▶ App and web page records
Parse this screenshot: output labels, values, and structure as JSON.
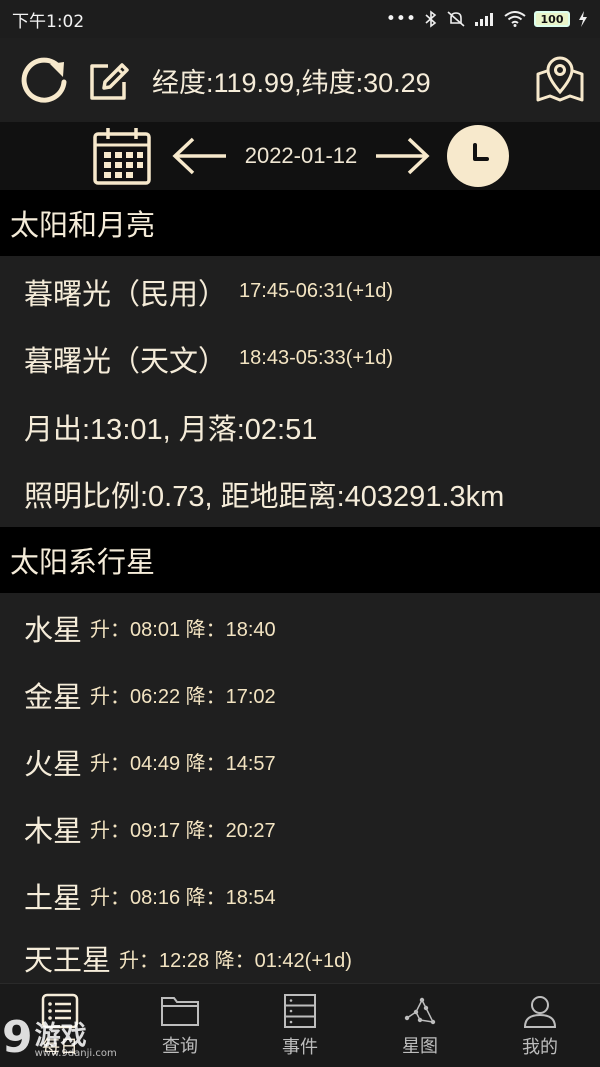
{
  "status_bar": {
    "time": "下午1:02",
    "battery": "100"
  },
  "header": {
    "coords": "经度:119.99,纬度:30.29"
  },
  "date_bar": {
    "date": "2022-01-12"
  },
  "sections": {
    "sun_moon": {
      "title": "太阳和月亮",
      "twilight_civil_label": "暮曙光（民用）",
      "twilight_civil_value": "17:45-06:31(+1d)",
      "twilight_astro_label": "暮曙光（天文）",
      "twilight_astro_value": "18:43-05:33(+1d)",
      "moon_rise_set": "月出:13:01, 月落:02:51",
      "illumination": "照明比例:0.73, 距地距离:403291.3km"
    },
    "planets": {
      "title": "太阳系行星",
      "items": [
        {
          "name": "水星",
          "times": "升：08:01 降：18:40"
        },
        {
          "name": "金星",
          "times": "升：06:22 降：17:02"
        },
        {
          "name": "火星",
          "times": "升：04:49 降：14:57"
        },
        {
          "name": "木星",
          "times": "升：09:17 降：20:27"
        },
        {
          "name": "土星",
          "times": "升：08:16 降：18:54"
        },
        {
          "name": "天王星",
          "times": "升：12:28 降：01:42(+1d)"
        }
      ]
    }
  },
  "bottom_nav": {
    "items": [
      {
        "label": "每日",
        "icon": "daily-list-icon"
      },
      {
        "label": "查询",
        "icon": "folder-icon"
      },
      {
        "label": "事件",
        "icon": "events-stack-icon"
      },
      {
        "label": "星图",
        "icon": "constellation-icon"
      },
      {
        "label": "我的",
        "icon": "user-icon"
      }
    ]
  },
  "watermark": {
    "logo_digit": "9",
    "logo_text": "游戏",
    "logo_url": "www.9danji.com"
  },
  "colors": {
    "accent": "#f7e9cc",
    "text": "#f5ecd9",
    "section_bg": "#000000",
    "page_bg": "#1f1f1f"
  }
}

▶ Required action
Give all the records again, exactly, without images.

▶ Task solution
Parse this screenshot: output labels, values, and structure as JSON.
{
  "status_bar": {
    "time": "下午1:02",
    "battery": "100"
  },
  "header": {
    "coords": "经度:119.99,纬度:30.29"
  },
  "date_bar": {
    "date": "2022-01-12"
  },
  "sections": {
    "sun_moon": {
      "title": "太阳和月亮",
      "twilight_civil_label": "暮曙光（民用）",
      "twilight_civil_value": "17:45-06:31(+1d)",
      "twilight_astro_label": "暮曙光（天文）",
      "twilight_astro_value": "18:43-05:33(+1d)",
      "moon_rise_set": "月出:13:01, 月落:02:51",
      "illumination": "照明比例:0.73, 距地距离:403291.3km"
    },
    "planets": {
      "title": "太阳系行星",
      "items": [
        {
          "name": "水星",
          "times": "升：08:01 降：18:40"
        },
        {
          "name": "金星",
          "times": "升：06:22 降：17:02"
        },
        {
          "name": "火星",
          "times": "升：04:49 降：14:57"
        },
        {
          "name": "木星",
          "times": "升：09:17 降：20:27"
        },
        {
          "name": "土星",
          "times": "升：08:16 降：18:54"
        },
        {
          "name": "天王星",
          "times": "升：12:28 降：01:42(+1d)"
        }
      ]
    }
  },
  "bottom_nav": {
    "items": [
      {
        "label": "每日",
        "icon": "daily-list-icon"
      },
      {
        "label": "查询",
        "icon": "folder-icon"
      },
      {
        "label": "事件",
        "icon": "events-stack-icon"
      },
      {
        "label": "星图",
        "icon": "constellation-icon"
      },
      {
        "label": "我的",
        "icon": "user-icon"
      }
    ]
  },
  "watermark": {
    "logo_digit": "9",
    "logo_text": "游戏",
    "logo_url": "www.9danji.com"
  },
  "colors": {
    "accent": "#f7e9cc",
    "text": "#f5ecd9",
    "section_bg": "#000000",
    "page_bg": "#1f1f1f"
  }
}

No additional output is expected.